* **What to do**
The records follow. Filter them to the lines that hold "created".

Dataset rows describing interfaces
···

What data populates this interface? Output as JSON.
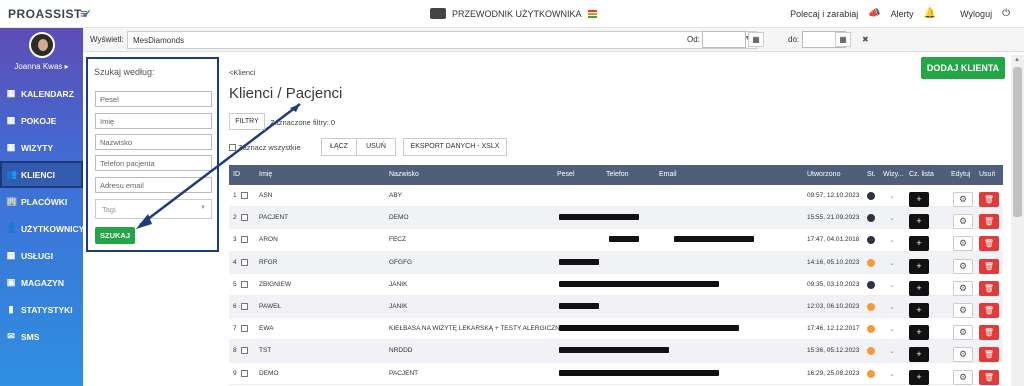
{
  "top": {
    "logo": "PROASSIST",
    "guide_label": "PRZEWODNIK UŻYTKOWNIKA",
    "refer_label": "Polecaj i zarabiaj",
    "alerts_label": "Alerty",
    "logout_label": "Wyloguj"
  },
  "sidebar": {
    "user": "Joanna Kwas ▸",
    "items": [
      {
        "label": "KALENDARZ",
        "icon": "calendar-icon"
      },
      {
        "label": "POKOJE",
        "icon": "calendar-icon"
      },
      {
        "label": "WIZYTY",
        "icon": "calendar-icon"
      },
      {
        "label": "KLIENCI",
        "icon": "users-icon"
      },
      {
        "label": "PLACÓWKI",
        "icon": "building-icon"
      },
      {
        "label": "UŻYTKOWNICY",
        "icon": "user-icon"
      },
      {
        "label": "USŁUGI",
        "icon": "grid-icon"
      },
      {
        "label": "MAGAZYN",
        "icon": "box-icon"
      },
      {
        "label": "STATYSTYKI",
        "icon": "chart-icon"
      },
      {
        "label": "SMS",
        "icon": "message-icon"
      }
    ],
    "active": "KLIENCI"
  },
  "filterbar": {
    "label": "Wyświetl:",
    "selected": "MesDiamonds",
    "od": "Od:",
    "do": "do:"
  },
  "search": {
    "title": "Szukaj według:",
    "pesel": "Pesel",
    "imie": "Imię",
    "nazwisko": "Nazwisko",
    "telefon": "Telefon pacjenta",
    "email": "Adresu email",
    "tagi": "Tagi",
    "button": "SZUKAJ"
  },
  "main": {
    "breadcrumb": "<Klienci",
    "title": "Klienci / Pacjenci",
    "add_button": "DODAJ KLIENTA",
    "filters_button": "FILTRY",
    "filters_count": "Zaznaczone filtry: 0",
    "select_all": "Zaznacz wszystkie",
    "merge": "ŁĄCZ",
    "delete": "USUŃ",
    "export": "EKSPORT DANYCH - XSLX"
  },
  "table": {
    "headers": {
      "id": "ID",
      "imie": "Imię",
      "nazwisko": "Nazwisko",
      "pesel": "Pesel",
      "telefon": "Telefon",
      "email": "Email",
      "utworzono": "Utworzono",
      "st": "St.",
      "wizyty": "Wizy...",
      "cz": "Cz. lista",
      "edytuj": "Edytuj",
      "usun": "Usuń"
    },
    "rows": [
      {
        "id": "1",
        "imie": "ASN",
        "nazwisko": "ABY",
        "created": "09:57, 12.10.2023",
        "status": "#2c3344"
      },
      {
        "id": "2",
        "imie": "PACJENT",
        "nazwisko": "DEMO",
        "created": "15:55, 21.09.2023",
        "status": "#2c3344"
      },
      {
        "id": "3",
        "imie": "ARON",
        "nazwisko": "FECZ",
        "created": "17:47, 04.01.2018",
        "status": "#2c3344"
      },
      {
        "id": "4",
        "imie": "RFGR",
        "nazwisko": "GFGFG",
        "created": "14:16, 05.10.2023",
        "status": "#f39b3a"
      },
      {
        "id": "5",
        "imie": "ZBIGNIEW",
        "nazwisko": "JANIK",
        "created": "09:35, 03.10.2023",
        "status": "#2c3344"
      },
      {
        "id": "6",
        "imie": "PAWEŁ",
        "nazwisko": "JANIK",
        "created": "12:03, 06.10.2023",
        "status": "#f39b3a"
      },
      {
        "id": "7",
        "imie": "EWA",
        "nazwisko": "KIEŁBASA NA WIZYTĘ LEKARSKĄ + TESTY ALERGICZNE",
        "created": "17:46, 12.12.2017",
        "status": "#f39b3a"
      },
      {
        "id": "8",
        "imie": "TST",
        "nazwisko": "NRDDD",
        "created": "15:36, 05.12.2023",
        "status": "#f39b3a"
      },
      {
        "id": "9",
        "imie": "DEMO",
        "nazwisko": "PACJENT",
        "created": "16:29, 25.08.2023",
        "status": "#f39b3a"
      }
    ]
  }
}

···

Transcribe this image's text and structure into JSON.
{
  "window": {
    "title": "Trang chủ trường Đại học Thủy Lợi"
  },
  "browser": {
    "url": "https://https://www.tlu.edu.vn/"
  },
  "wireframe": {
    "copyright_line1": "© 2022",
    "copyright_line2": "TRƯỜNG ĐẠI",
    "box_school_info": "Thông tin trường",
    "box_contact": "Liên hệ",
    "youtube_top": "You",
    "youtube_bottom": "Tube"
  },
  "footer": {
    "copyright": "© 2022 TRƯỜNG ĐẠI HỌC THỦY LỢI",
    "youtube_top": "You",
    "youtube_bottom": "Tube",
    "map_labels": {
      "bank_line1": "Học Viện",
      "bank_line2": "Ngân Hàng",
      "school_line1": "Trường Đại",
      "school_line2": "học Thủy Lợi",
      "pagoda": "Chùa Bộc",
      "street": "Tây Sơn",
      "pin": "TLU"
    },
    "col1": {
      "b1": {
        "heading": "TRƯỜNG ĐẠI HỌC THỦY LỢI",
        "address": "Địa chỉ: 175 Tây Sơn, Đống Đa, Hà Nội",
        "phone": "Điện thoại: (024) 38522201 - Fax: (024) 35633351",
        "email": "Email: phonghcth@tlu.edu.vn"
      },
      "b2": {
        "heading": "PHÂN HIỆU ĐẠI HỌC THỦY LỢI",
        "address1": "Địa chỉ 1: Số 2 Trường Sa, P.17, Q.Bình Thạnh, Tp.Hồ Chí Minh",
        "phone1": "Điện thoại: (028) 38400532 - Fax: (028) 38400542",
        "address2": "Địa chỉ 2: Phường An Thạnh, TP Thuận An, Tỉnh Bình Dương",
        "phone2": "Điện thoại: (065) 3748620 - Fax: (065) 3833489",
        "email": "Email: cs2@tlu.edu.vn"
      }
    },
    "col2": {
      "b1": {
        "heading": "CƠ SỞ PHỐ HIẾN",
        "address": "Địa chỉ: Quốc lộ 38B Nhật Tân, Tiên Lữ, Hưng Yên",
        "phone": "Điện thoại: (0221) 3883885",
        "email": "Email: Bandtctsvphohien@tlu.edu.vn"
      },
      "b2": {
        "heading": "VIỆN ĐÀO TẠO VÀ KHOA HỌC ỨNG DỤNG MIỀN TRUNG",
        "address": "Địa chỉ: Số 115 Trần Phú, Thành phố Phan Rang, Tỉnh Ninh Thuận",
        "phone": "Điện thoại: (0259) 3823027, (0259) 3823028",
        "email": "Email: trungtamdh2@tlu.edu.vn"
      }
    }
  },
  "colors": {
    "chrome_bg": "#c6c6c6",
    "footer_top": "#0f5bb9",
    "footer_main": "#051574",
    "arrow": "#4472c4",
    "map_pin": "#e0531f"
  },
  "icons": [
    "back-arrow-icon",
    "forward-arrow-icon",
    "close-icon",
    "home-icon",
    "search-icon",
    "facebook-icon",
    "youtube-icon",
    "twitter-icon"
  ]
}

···

* **Exercise output**
        "created": "09:57, 12.10.2023",
        "created": "15:55, 21.09.2023",
        "created": "17:47, 04.01.2018",
        "created": "14:16, 05.10.2023",
        "created": "09:35, 03.10.2023",
        "created": "12:03, 06.10.2023",
        "created": "17:46, 12.12.2017",
        "created": "15:36, 05.12.2023",
        "created": "16:29, 25.08.2023",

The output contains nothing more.